**YOUR TASK**
In full and word for word, give the records again.

Web page and app entries:
________________________
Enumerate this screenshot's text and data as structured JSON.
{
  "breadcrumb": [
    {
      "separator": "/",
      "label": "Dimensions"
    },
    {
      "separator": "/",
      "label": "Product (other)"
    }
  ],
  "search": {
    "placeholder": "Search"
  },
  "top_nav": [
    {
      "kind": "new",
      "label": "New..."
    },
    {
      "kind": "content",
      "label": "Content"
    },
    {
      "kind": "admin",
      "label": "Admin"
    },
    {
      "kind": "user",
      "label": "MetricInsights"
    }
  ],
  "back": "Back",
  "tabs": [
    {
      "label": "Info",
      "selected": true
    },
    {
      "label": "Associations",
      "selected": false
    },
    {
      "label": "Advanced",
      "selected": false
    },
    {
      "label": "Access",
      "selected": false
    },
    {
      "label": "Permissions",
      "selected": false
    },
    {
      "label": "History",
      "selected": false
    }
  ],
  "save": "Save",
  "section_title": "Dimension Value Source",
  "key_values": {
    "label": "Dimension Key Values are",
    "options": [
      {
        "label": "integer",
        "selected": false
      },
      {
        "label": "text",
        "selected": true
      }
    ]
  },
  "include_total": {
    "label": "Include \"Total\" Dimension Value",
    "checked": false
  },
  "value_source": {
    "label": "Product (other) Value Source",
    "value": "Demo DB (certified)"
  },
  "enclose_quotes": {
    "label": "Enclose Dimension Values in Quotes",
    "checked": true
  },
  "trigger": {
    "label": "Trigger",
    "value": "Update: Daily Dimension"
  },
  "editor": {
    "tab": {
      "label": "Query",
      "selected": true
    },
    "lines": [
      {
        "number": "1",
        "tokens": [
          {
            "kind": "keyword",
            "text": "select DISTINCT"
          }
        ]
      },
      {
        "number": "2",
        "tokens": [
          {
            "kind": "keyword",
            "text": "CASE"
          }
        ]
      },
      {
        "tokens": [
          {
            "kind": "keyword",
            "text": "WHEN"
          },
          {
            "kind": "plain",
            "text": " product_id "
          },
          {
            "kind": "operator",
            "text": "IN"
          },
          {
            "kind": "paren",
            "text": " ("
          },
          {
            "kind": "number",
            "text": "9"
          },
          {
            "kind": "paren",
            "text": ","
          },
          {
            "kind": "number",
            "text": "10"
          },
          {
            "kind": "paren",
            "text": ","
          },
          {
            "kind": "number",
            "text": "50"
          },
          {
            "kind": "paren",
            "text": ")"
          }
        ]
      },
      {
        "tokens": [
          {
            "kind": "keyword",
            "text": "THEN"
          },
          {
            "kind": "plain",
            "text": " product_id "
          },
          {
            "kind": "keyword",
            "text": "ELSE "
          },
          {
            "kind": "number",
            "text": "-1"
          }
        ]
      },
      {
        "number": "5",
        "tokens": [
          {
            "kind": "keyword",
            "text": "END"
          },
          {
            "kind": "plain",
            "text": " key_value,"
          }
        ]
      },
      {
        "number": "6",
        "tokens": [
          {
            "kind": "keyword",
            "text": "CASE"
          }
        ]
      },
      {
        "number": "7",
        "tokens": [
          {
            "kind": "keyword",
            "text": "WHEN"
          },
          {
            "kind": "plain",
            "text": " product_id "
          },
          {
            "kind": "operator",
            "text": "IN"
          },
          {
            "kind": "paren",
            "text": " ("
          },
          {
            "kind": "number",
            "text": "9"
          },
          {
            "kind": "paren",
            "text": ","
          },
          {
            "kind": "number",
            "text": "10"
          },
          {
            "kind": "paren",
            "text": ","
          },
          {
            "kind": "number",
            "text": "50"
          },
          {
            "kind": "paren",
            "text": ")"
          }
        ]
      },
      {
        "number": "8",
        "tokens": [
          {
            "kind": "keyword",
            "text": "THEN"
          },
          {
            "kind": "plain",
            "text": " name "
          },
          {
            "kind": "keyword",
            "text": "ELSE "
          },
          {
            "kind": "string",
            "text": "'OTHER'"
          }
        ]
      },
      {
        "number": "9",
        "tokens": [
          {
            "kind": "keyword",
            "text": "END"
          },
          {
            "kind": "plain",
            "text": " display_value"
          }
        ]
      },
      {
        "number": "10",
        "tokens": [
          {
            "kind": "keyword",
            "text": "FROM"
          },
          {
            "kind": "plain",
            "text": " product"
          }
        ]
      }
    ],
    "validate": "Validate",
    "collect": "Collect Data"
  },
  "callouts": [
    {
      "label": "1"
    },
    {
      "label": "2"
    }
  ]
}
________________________
**TASK RESULT**
Enumerate this screenshot's text and data as structured JSON.
{
  "breadcrumb": [
    {
      "separator": "/",
      "label": "Dimensions"
    },
    {
      "separator": "/",
      "label": "Product (other)"
    }
  ],
  "search": {
    "placeholder": "Search"
  },
  "top_nav": [
    {
      "kind": "new",
      "label": "New..."
    },
    {
      "kind": "content",
      "label": "Content"
    },
    {
      "kind": "admin",
      "label": "Admin"
    },
    {
      "kind": "user",
      "label": "MetricInsights"
    }
  ],
  "back": "Back",
  "tabs": [
    {
      "label": "Info",
      "selected": true
    },
    {
      "label": "Associations",
      "selected": false
    },
    {
      "label": "Advanced",
      "selected": false
    },
    {
      "label": "Access",
      "selected": false
    },
    {
      "label": "Permissions",
      "selected": false
    },
    {
      "label": "History",
      "selected": false
    }
  ],
  "save": "Save",
  "section_title": "Dimension Value Source",
  "key_values": {
    "label": "Dimension Key Values are",
    "options": [
      {
        "label": "integer",
        "selected": false
      },
      {
        "label": "text",
        "selected": true
      }
    ]
  },
  "include_total": {
    "label": "Include \"Total\" Dimension Value",
    "checked": false
  },
  "value_source": {
    "label": "Product (other) Value Source",
    "value": "Demo DB (certified)"
  },
  "enclose_quotes": {
    "label": "Enclose Dimension Values in Quotes",
    "checked": true
  },
  "trigger": {
    "label": "Trigger",
    "value": "Update: Daily Dimension"
  },
  "editor": {
    "tab": {
      "label": "Query",
      "selected": true
    },
    "lines": [
      {
        "number": "1",
        "tokens": [
          {
            "kind": "keyword",
            "text": "select DISTINCT"
          }
        ]
      },
      {
        "number": "2",
        "tokens": [
          {
            "kind": "keyword",
            "text": "CASE"
          }
        ]
      },
      {
        "tokens": [
          {
            "kind": "keyword",
            "text": "WHEN"
          },
          {
            "kind": "plain",
            "text": " product_id "
          },
          {
            "kind": "operator",
            "text": "IN"
          },
          {
            "kind": "paren",
            "text": " ("
          },
          {
            "kind": "number",
            "text": "9"
          },
          {
            "kind": "paren",
            "text": ","
          },
          {
            "kind": "number",
            "text": "10"
          },
          {
            "kind": "paren",
            "text": ","
          },
          {
            "kind": "number",
            "text": "50"
          },
          {
            "kind": "paren",
            "text": ")"
          }
        ]
      },
      {
        "tokens": [
          {
            "kind": "keyword",
            "text": "THEN"
          },
          {
            "kind": "plain",
            "text": " product_id "
          },
          {
            "kind": "keyword",
            "text": "ELSE "
          },
          {
            "kind": "number",
            "text": "-1"
          }
        ]
      },
      {
        "number": "5",
        "tokens": [
          {
            "kind": "keyword",
            "text": "END"
          },
          {
            "kind": "plain",
            "text": " key_value,"
          }
        ]
      },
      {
        "number": "6",
        "tokens": [
          {
            "kind": "keyword",
            "text": "CASE"
          }
        ]
      },
      {
        "number": "7",
        "tokens": [
          {
            "kind": "keyword",
            "text": "WHEN"
          },
          {
            "kind": "plain",
            "text": " product_id "
          },
          {
            "kind": "operator",
            "text": "IN"
          },
          {
            "kind": "paren",
            "text": " ("
          },
          {
            "kind": "number",
            "text": "9"
          },
          {
            "kind": "paren",
            "text": ","
          },
          {
            "kind": "number",
            "text": "10"
          },
          {
            "kind": "paren",
            "text": ","
          },
          {
            "kind": "number",
            "text": "50"
          },
          {
            "kind": "paren",
            "text": ")"
          }
        ]
      },
      {
        "number": "8",
        "tokens": [
          {
            "kind": "keyword",
            "text": "THEN"
          },
          {
            "kind": "plain",
            "text": " name "
          },
          {
            "kind": "keyword",
            "text": "ELSE "
          },
          {
            "kind": "string",
            "text": "'OTHER'"
          }
        ]
      },
      {
        "number": "9",
        "tokens": [
          {
            "kind": "keyword",
            "text": "END"
          },
          {
            "kind": "plain",
            "text": " display_value"
          }
        ]
      },
      {
        "number": "10",
        "tokens": [
          {
            "kind": "keyword",
            "text": "FROM"
          },
          {
            "kind": "plain",
            "text": " product"
          }
        ]
      }
    ],
    "validate": "Validate",
    "collect": "Collect Data"
  },
  "callouts": [
    {
      "label": "1"
    },
    {
      "label": "2"
    }
  ]
}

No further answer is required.